Music can bring us such great joy when we choose it wisely. Whether we’re listening to the classics or movie soundtracks, ragtime or later jazz, gospel, or country and western, it can lift us out of what might otherwise be a sad or dreary day. Music does make boring, tedious chores tolerable. It lowers stress levels to where we feel our long list of to-do’s in a volatile environment seems less intimidating. And certainly, sacred music brings us closer to God.
What would our lives be without music? How do folks in our dangerous world survive an existence where music has actually been taken from their lives? Even the most impoverished or primitive societies look for a way to create a drum or a simple pipe, something, anything, for their souls that are crying out for connection. What would we ourselves do?
Multiple definitions exist for the word music but perhaps the most succinct is in the Oxford dictionary: Vocal or instrumental sounds (or both) combined in such a way as to produce beauty of form, harmony, and expression of emotion. If all those components aren’t present, it isn’t music! Even so, my personal definition of music may well not match yours. Music to your ears might be screeching or monotone sounds to mine, or animalistic in nature. Music to my ears might represent soaring boredom in your life.
Apart from the almost unbearable silence that quickly fills with just noise from other sources in our own society, there would be little joy in our world without music. And not nearly enough of anything else is available to soothe our spirits in hard times or to begin calming the minds of those suffering from mental illness.

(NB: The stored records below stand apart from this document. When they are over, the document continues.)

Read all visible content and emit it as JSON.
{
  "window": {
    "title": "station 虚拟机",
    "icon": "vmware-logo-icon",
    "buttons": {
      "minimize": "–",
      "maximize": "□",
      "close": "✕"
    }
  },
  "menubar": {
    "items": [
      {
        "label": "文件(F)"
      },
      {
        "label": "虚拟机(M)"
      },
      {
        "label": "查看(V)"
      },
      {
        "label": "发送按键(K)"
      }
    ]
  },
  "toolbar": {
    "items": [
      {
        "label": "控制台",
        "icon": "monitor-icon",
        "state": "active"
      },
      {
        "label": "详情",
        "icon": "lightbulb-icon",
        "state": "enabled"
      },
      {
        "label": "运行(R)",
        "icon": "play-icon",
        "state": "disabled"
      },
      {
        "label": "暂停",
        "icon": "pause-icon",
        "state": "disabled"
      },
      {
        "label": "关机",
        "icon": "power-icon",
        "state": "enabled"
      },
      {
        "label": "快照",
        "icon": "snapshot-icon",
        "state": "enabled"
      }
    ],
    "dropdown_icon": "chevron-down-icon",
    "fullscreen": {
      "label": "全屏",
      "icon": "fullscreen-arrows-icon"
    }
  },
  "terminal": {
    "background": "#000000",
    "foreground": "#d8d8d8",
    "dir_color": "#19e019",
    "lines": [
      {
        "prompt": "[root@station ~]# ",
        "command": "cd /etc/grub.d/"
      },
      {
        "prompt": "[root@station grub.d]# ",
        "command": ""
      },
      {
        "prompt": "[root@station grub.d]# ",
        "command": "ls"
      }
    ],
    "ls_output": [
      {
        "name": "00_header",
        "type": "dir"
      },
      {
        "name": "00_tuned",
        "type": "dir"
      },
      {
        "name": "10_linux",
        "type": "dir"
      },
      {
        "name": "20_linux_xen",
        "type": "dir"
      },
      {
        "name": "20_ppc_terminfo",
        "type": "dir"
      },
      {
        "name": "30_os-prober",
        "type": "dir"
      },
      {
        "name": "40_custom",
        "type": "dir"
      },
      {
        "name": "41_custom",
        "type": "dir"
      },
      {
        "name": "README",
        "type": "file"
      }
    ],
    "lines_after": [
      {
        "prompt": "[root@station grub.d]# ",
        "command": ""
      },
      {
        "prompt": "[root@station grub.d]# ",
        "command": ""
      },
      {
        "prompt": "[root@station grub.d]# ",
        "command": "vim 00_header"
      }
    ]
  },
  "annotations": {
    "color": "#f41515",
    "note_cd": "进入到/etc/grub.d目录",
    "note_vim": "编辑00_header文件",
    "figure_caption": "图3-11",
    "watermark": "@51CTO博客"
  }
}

As with King Saul who summoned the shepherd boy David to play his harp for him during his sweeping periods of melancholy, so can music lift our own spirits. Of course, Saul gradually became insanely jealous of David and worsened his own depression. That can happen to anyone even today. We can be our own worst enemies in that regard if we give in to unrighteous thoughts and behavior. Depression is not a choice but we can do much to worsen or lighten it.
From ancient times to present day, music has taken so many forms. The nomadic existence of the Israelites after Moses led them out of Pharaoh’s slavery certainly had music: the tambourine, the trumpet, the oboe, the lyre, cymbals, flute, and more. Lutes, spinets and viols were very popular in Shakespearian times, along with fifes, drums and many songs.
Gregorian chants and other sacred music emerged from the (western) Roman Catholic Church, with Protestant churches later writing their own hymns. Slaves developed their own deeply emotional spirituals that expressed a Faith greater than that of most free people.
Folk music is a tradition in most societies and in the United States we are blessed with a rich, deeply meaningful history of it from our immigrant peoples. In the 1940s and 50s we started hearing rock & roll, and in the mid-60s came the beginning of New Age spiritual music, richly beautiful and meditative. Today we and our kids can listen to all of the music genres above, and more, on iPods and various MP3 players, as well as on CDs and DVDs. The cassette player still exists as well for those who haven’t played those skinny little tapes to death already, or thrown the tangled messes into the trash.
Many parents are fighting school boards to put music and the other arts back into the curriculum. Our lives would be nothing without music.